It gives me great pleasure to know that the Geuzen Medal for 2005 is to be awarded to the International Campaign for Tibet (ICT). Since its inception, the ICT has made a commendable contribution to the promotion of human rights and democracy in Tibet and supporting my non-violent efforts to find a negotiated solution to the Tibetan problem. I was very pleased to learn too that the Geuzenverzet Foundation was established in memory of the many who worked for freedom and democracy in resistance movements during the Second World War. It is indeed a privilege for the ICT to be counted among such illustrious company.

In recent years the ICT has worked hard to raise public awareness of the real situation inside Tibet and the true nature of our freedom struggle. Our firm commitment to a peaceful campaign is based on a fundamental belief that violence can only breed more violence and suffering. Therefore, since our aim is to end the suffering of the Tibetan people and not to inflict suffering upon others, our struggle must remain non-violent and free of hatred.

It is with this in mind that I have repeatedly proposed mutually-beneficial negotiations with the Chinese leadership to resolve the Tibetan problem. I am glad to say that they have lately responded to our initiative and my envoys have recently met Chinese leaders with a view to entering into serious discussions. It is my heartfelt hope that such discussions will lead to an end to the suffering of the Tibetan people. In the final analysis it is for the Tibetan and Chinese peoples themselves to find a just and peaceful resolution to the Tibetan problem. Once they understand the true situation in Tibet, many Chinese, particularly pro-democracy activists, both inside and outside China, willingly give us their support. Similarly, we take great courage and solace from such potent expressions of support as represented by the granting of this esteemed award.

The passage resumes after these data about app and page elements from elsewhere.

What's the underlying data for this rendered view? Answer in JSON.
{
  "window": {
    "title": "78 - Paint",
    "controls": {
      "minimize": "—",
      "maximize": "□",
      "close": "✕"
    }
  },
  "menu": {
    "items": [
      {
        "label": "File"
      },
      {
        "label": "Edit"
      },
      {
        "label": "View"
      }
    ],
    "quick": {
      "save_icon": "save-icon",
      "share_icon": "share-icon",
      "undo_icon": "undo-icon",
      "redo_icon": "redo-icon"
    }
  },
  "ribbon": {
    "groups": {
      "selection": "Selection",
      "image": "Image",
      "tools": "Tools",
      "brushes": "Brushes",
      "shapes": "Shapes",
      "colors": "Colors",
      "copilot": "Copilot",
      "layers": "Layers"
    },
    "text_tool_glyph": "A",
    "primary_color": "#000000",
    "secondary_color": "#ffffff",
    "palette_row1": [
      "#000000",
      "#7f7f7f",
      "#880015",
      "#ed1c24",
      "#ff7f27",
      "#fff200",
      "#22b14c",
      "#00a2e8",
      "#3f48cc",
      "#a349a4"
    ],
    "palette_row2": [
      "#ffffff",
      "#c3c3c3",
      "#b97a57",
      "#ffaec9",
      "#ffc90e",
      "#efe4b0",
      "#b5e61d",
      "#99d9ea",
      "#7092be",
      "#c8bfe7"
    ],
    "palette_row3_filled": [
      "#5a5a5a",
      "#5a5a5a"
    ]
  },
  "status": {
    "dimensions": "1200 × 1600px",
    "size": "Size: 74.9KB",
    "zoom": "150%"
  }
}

Over the last four decades and more, unspeakable misfortune has overtaken our country, Tibet, because of which more than a million of our compatriots have died. One hundred thousand Tibetans including myself have fled our homeland and now live in exile. Although this has created an opportunity for us to preserve our culture, religion and identity, along with our self-respect with a semblance of freedom and democracy, the six million Tibetans in Tibet continue to live in much poorer conditions. Their stomachs may now be full and constraints on their movement and religious freedom may have been relaxed a little, but, as the saying goes, man does not live by bread alone. People need mental freedom, a conducive atmosphere in which to exercise their creative talents, and, above all the ability to determine their own future.

The very existence of a distinct Tibetan national and cultural identity continues to be under threat. Therefore, we are seeking to save our people and their unique heritage, which has some potential to serve humanity and to promote peace in this part of the world, from total annihilation.

On this auspicious occasion, I appeal to all those attending the award of the Geuzen Medal to the ICT to remember not only the Tibetan people, but also all human beings who are presently prevented from exercising the rights and freedoms that many of us take for granted.

His Holiness the 14th Dalai Lama